[What this task involves] Find the word "JSON" in the listing below. Copy every line that has it.
--------------------
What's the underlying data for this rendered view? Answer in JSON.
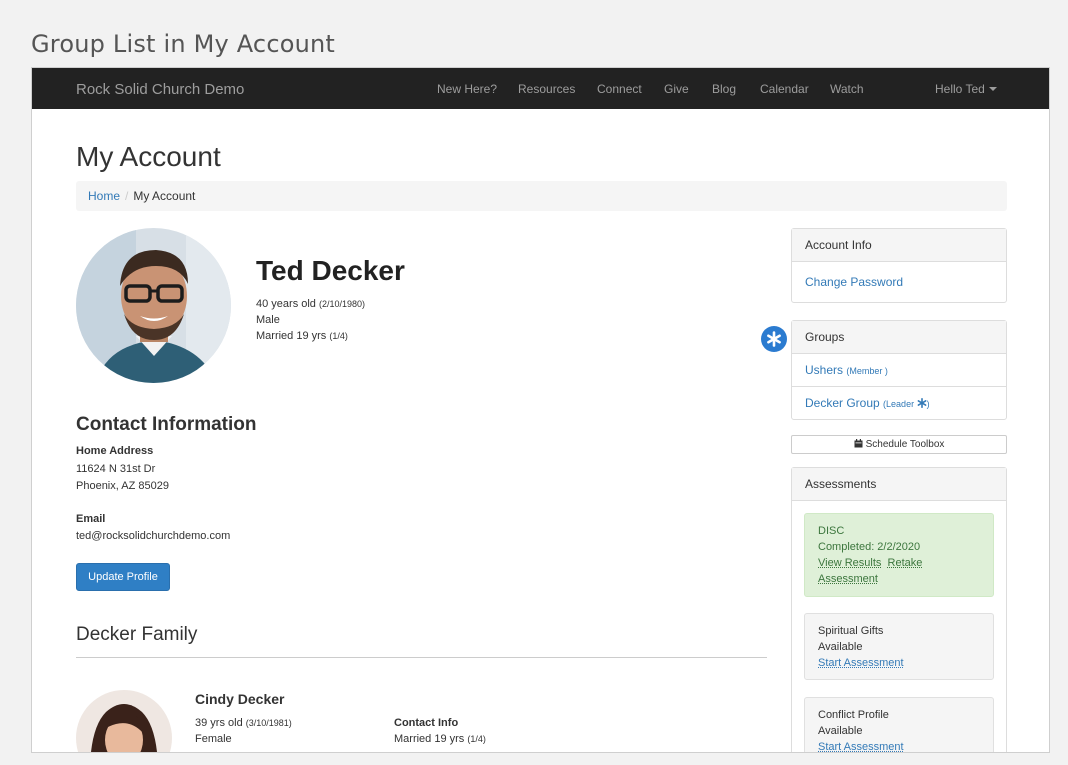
{
  "caption": "Group List in My Account",
  "navbar": {
    "brand": "Rock Solid Church Demo",
    "links": [
      "New Here?",
      "Resources",
      "Connect",
      "Give",
      "Blog",
      "Calendar",
      "Watch"
    ],
    "user_menu": "Hello Ted"
  },
  "page": {
    "title": "My Account",
    "breadcrumb": {
      "home": "Home",
      "current": "My Account"
    }
  },
  "person": {
    "name": "Ted Decker",
    "age": "40 years old",
    "birthdate": "(2/10/1980)",
    "gender": "Male",
    "marital": "Married 19 yrs",
    "marital_detail": "(1/4)"
  },
  "contact": {
    "heading": "Contact Information",
    "address_label": "Home Address",
    "address_line1": "11624 N 31st Dr",
    "address_line2": "Phoenix, AZ 85029",
    "email_label": "Email",
    "email": "ted@rocksolidchurchdemo.com",
    "update_button": "Update Profile"
  },
  "family": {
    "heading": "Decker Family",
    "members": [
      {
        "name": "Cindy Decker",
        "age": "39 yrs old",
        "birthdate": "(3/10/1981)",
        "gender": "Female",
        "contact_label": "Contact Info",
        "marital": "Married 19 yrs",
        "marital_detail": "(1/4)"
      }
    ]
  },
  "account_info": {
    "heading": "Account Info",
    "change_password": "Change Password"
  },
  "groups": {
    "heading": "Groups",
    "items": [
      {
        "name": "Ushers",
        "role_open": "(Member",
        "role_close": ")"
      },
      {
        "name": "Decker Group",
        "role_open": "(Leader",
        "role_close": ")"
      }
    ]
  },
  "schedule_toolbox": "Schedule Toolbox",
  "assessments": {
    "heading": "Assessments",
    "items": [
      {
        "title": "DISC",
        "status": "Completed: 2/2/2020",
        "link1": "View Results",
        "link2": "Retake",
        "link3": "Assessment"
      },
      {
        "title": "Spiritual Gifts",
        "status": "Available",
        "link1": "Start Assessment"
      },
      {
        "title": "Conflict Profile",
        "status": "Available",
        "link1": "Start Assessment"
      }
    ]
  },
  "colors": {
    "navbar_bg": "#222222",
    "link": "#337ab7",
    "primary_button": "#2f7fc5",
    "success_bg": "#dff0d8",
    "badge": "#2b7bd0"
  }
}
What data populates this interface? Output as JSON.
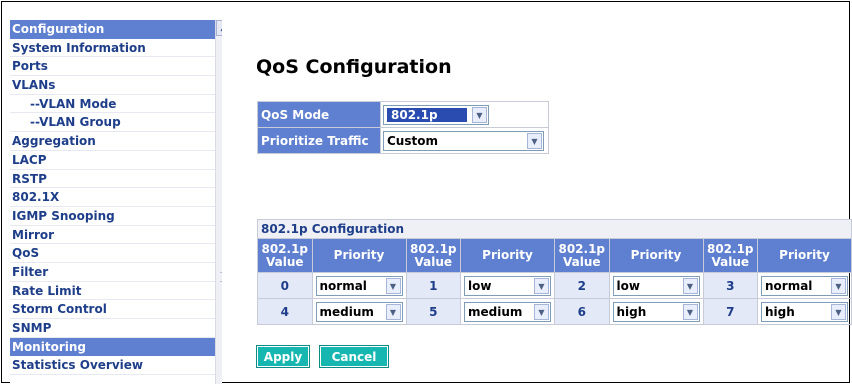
{
  "sidebar": {
    "items": [
      {
        "label": "Configuration",
        "type": "header"
      },
      {
        "label": "System Information",
        "type": "item"
      },
      {
        "label": "Ports",
        "type": "item"
      },
      {
        "label": "VLANs",
        "type": "item"
      },
      {
        "label": "--VLAN Mode",
        "type": "sub"
      },
      {
        "label": "--VLAN Group",
        "type": "sub"
      },
      {
        "label": "Aggregation",
        "type": "item"
      },
      {
        "label": "LACP",
        "type": "item"
      },
      {
        "label": "RSTP",
        "type": "item"
      },
      {
        "label": "802.1X",
        "type": "item"
      },
      {
        "label": "IGMP Snooping",
        "type": "item"
      },
      {
        "label": "Mirror",
        "type": "item"
      },
      {
        "label": "QoS",
        "type": "item"
      },
      {
        "label": "Filter",
        "type": "item"
      },
      {
        "label": "Rate Limit",
        "type": "item"
      },
      {
        "label": "Storm Control",
        "type": "item"
      },
      {
        "label": "SNMP",
        "type": "item"
      },
      {
        "label": "Monitoring",
        "type": "header"
      },
      {
        "label": "Statistics Overview",
        "type": "item"
      }
    ]
  },
  "main": {
    "title": "QoS Configuration",
    "qos_mode_label": "QoS Mode",
    "qos_mode_value": "802.1p",
    "prioritize_label": "Prioritize Traffic",
    "prioritize_value": "Custom"
  },
  "cfg": {
    "title": "802.1p Configuration",
    "col_value_line1": "802.1p",
    "col_value_line2": "Value",
    "col_priority": "Priority",
    "rows": [
      [
        {
          "value": "0",
          "priority": "normal"
        },
        {
          "value": "1",
          "priority": "low"
        },
        {
          "value": "2",
          "priority": "low"
        },
        {
          "value": "3",
          "priority": "normal"
        }
      ],
      [
        {
          "value": "4",
          "priority": "medium"
        },
        {
          "value": "5",
          "priority": "medium"
        },
        {
          "value": "6",
          "priority": "high"
        },
        {
          "value": "7",
          "priority": "high"
        }
      ]
    ]
  },
  "buttons": {
    "apply": "Apply",
    "cancel": "Cancel"
  },
  "colors": {
    "accent": "#5f7fd0",
    "button": "#16b7b1",
    "text_link": "#1f3e8a"
  }
}
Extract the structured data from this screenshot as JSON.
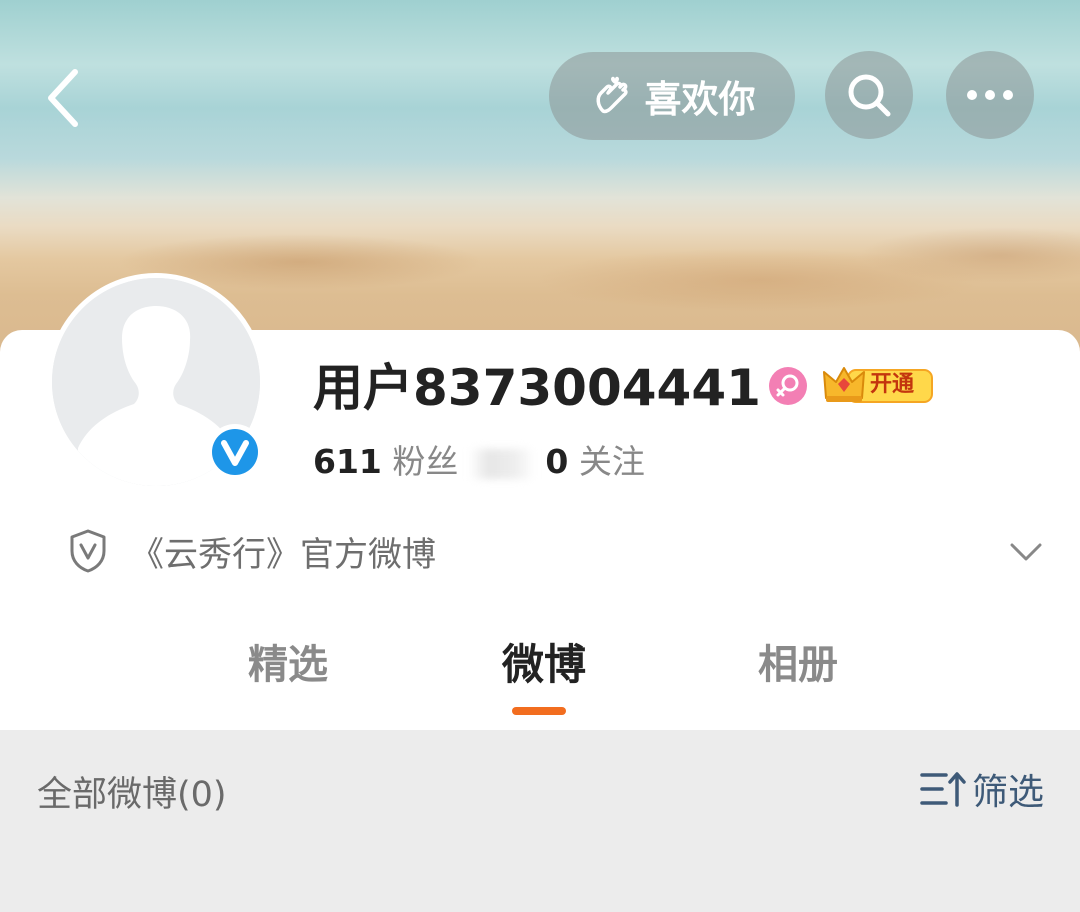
{
  "header": {
    "like_label": "喜欢你"
  },
  "profile": {
    "username": "用户8373004441",
    "vip_label": "开通",
    "fans_count": "611",
    "fans_label": "粉丝",
    "following_count": "0",
    "following_label": "关注",
    "description": "《云秀行》官方微博"
  },
  "tabs": [
    {
      "label": "精选",
      "active": false
    },
    {
      "label": "微博",
      "active": true
    },
    {
      "label": "相册",
      "active": false
    }
  ],
  "filter": {
    "all_label": "全部微博(0)",
    "filter_label": "筛选"
  },
  "icons": {
    "back": "back-arrow-icon",
    "like": "heart-hand-icon",
    "search": "search-icon",
    "more": "more-dots-icon",
    "verify": "verified-v-icon",
    "gender": "female-icon",
    "vip": "crown-icon",
    "shield": "shield-v-icon",
    "expand": "chevron-down-icon",
    "filter": "filter-sort-icon"
  },
  "colors": {
    "accent": "#f26d1f",
    "verify_blue": "#1e96e8",
    "gender_pink": "#f37fb4",
    "vip_gold": "#f5a623",
    "filter_blue": "#3e5a78"
  }
}
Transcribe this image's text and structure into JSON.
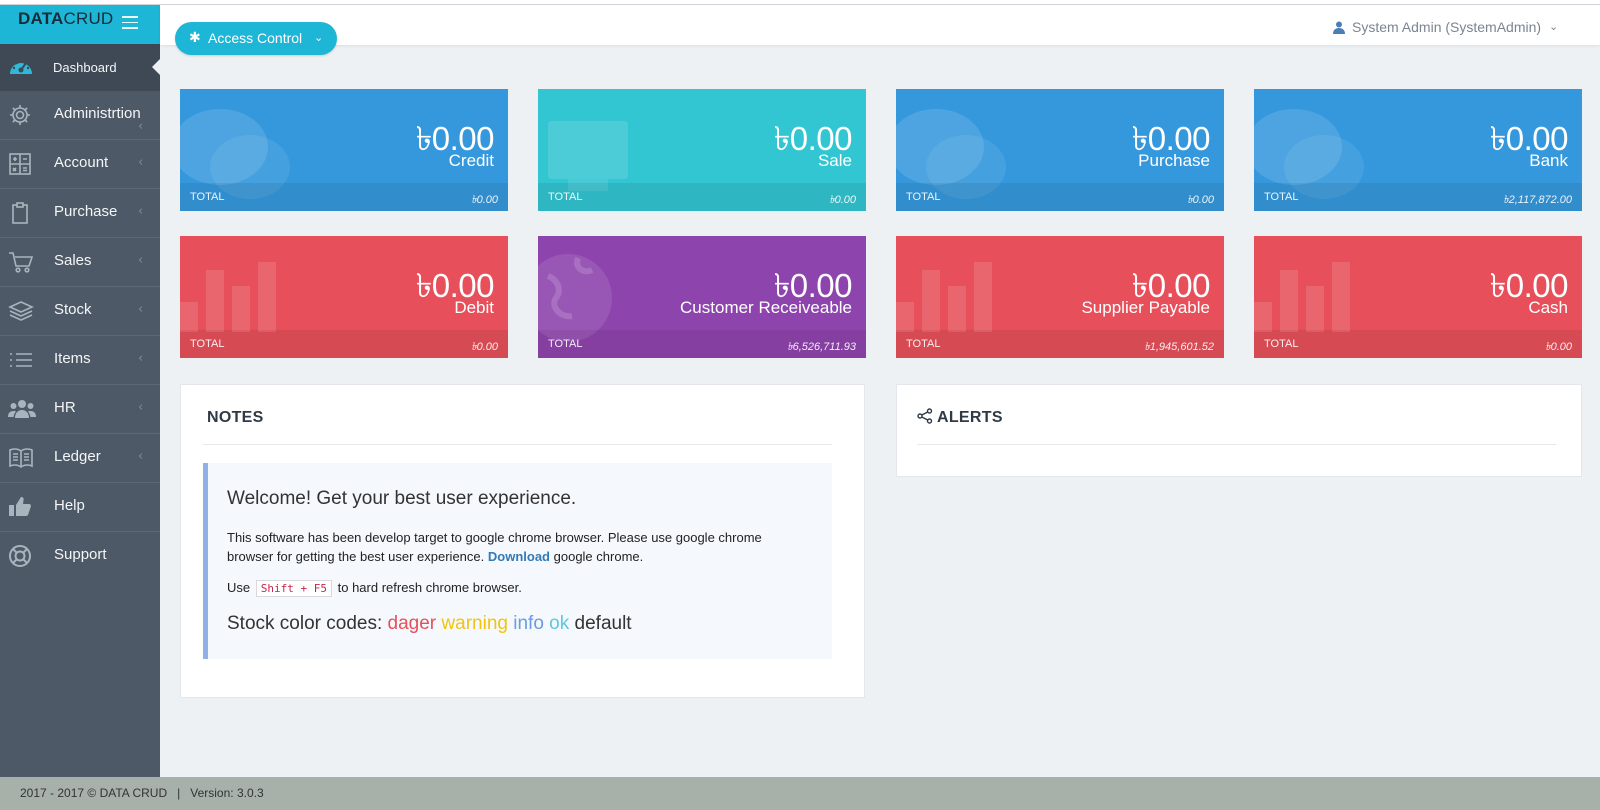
{
  "brand": {
    "bold": "DATA",
    "light": "CRUD"
  },
  "sidebar": {
    "items": [
      {
        "label": "Dashboard",
        "icon": "dashboard-gauge-icon"
      },
      {
        "label": "Administrtion",
        "icon": "gear-icon"
      },
      {
        "label": "Account",
        "icon": "calculator-icon"
      },
      {
        "label": "Purchase",
        "icon": "clipboard-icon"
      },
      {
        "label": "Sales",
        "icon": "cart-icon"
      },
      {
        "label": "Stock",
        "icon": "layers-icon"
      },
      {
        "label": "Items",
        "icon": "list-icon"
      },
      {
        "label": "HR",
        "icon": "users-icon"
      },
      {
        "label": "Ledger",
        "icon": "book-icon"
      },
      {
        "label": "Help",
        "icon": "thumbs-up-icon"
      },
      {
        "label": "Support",
        "icon": "lifebuoy-icon"
      }
    ]
  },
  "header": {
    "access_button": "Access Control",
    "user": "System Admin (SystemAdmin)"
  },
  "tiles": [
    {
      "amount": "৳0.00",
      "label": "Credit",
      "total_label": "TOTAL",
      "total": "৳0.00",
      "color": "#3598dc"
    },
    {
      "amount": "৳0.00",
      "label": "Sale",
      "total_label": "TOTAL",
      "total": "৳0.00",
      "color": "#32c5d2"
    },
    {
      "amount": "৳0.00",
      "label": "Purchase",
      "total_label": "TOTAL",
      "total": "৳0.00",
      "color": "#3598dc"
    },
    {
      "amount": "৳0.00",
      "label": "Bank",
      "total_label": "TOTAL",
      "total": "৳2,117,872.00",
      "color": "#3598dc"
    },
    {
      "amount": "৳0.00",
      "label": "Debit",
      "total_label": "TOTAL",
      "total": "৳0.00",
      "color": "#e7505a"
    },
    {
      "amount": "৳0.00",
      "label": "Customer Receiveable",
      "total_label": "TOTAL",
      "total": "৳6,526,711.93",
      "color": "#8e44ad"
    },
    {
      "amount": "৳0.00",
      "label": "Supplier Payable",
      "total_label": "TOTAL",
      "total": "৳1,945,601.52",
      "color": "#e7505a"
    },
    {
      "amount": "৳0.00",
      "label": "Cash",
      "total_label": "TOTAL",
      "total": "৳0.00",
      "color": "#e7505a"
    }
  ],
  "notes": {
    "title": "NOTES",
    "welcome": "Welcome! Get your best user experience.",
    "text_before_link": "This software has been develop target to google chrome browser. Please use google chrome browser for getting the best user experience.",
    "link": "Download",
    "text_after_link": "google chrome.",
    "use_prefix": "Use",
    "shortcut": "Shift + F5",
    "use_suffix": "to hard refresh chrome browser.",
    "codes_label": "Stock color codes:",
    "codes": {
      "danger": "dager",
      "warning": "warning",
      "info": "info",
      "ok": "ok",
      "default": "default"
    }
  },
  "alerts": {
    "title": "ALERTS"
  },
  "footer": {
    "text": "2017 - 2017 © DATA CRUD   |   Version: 3.0.3"
  }
}
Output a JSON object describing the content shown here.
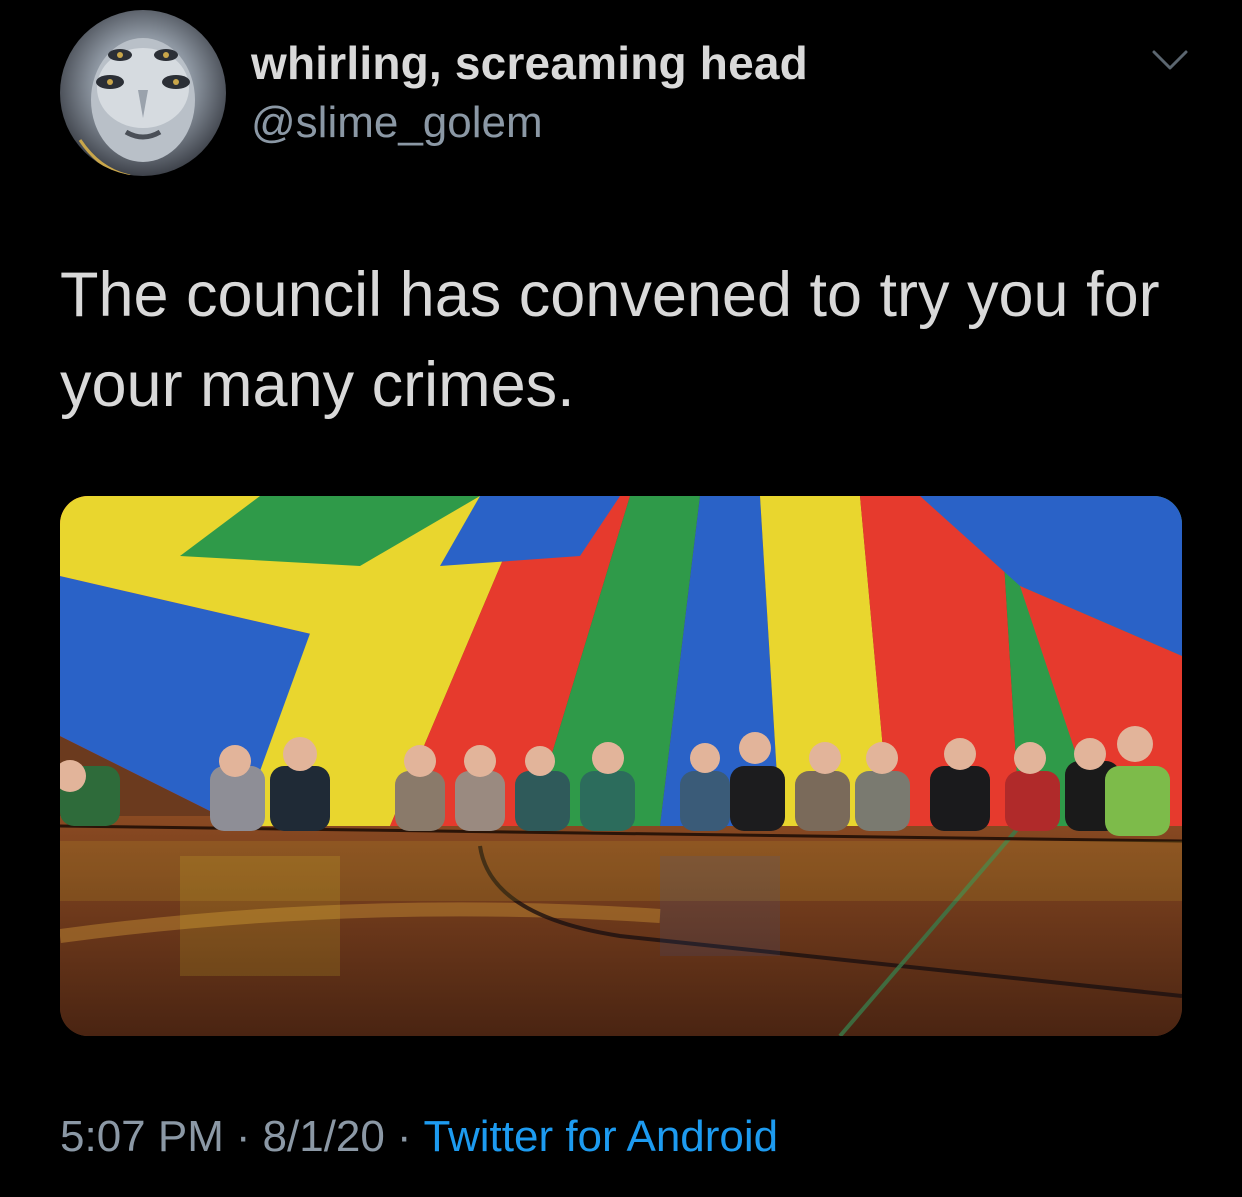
{
  "author": {
    "display_name": "whirling, screaming head",
    "handle": "@slime_golem",
    "avatar_icon": "face-avatar"
  },
  "tweet": {
    "text": "The council has convened to try you for your many crimes.",
    "media_alt_icon": "parachute-photo"
  },
  "meta": {
    "time": "5:07 PM",
    "date": "8/1/20",
    "separator": "·",
    "source": "Twitter for Android"
  },
  "colors": {
    "background": "#000000",
    "primary_text": "#d9d9d9",
    "secondary_text": "#8b98a5",
    "link": "#1d9bf0"
  }
}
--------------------
[Exercise result]
What's the underlying data for this rendered view? Answer in JSON.
What data populates this interface? Output as JSON.
Extract the structured data from this screenshot as JSON.
Transcribe this image's text and structure into JSON.
Output a JSON object describing the content shown here.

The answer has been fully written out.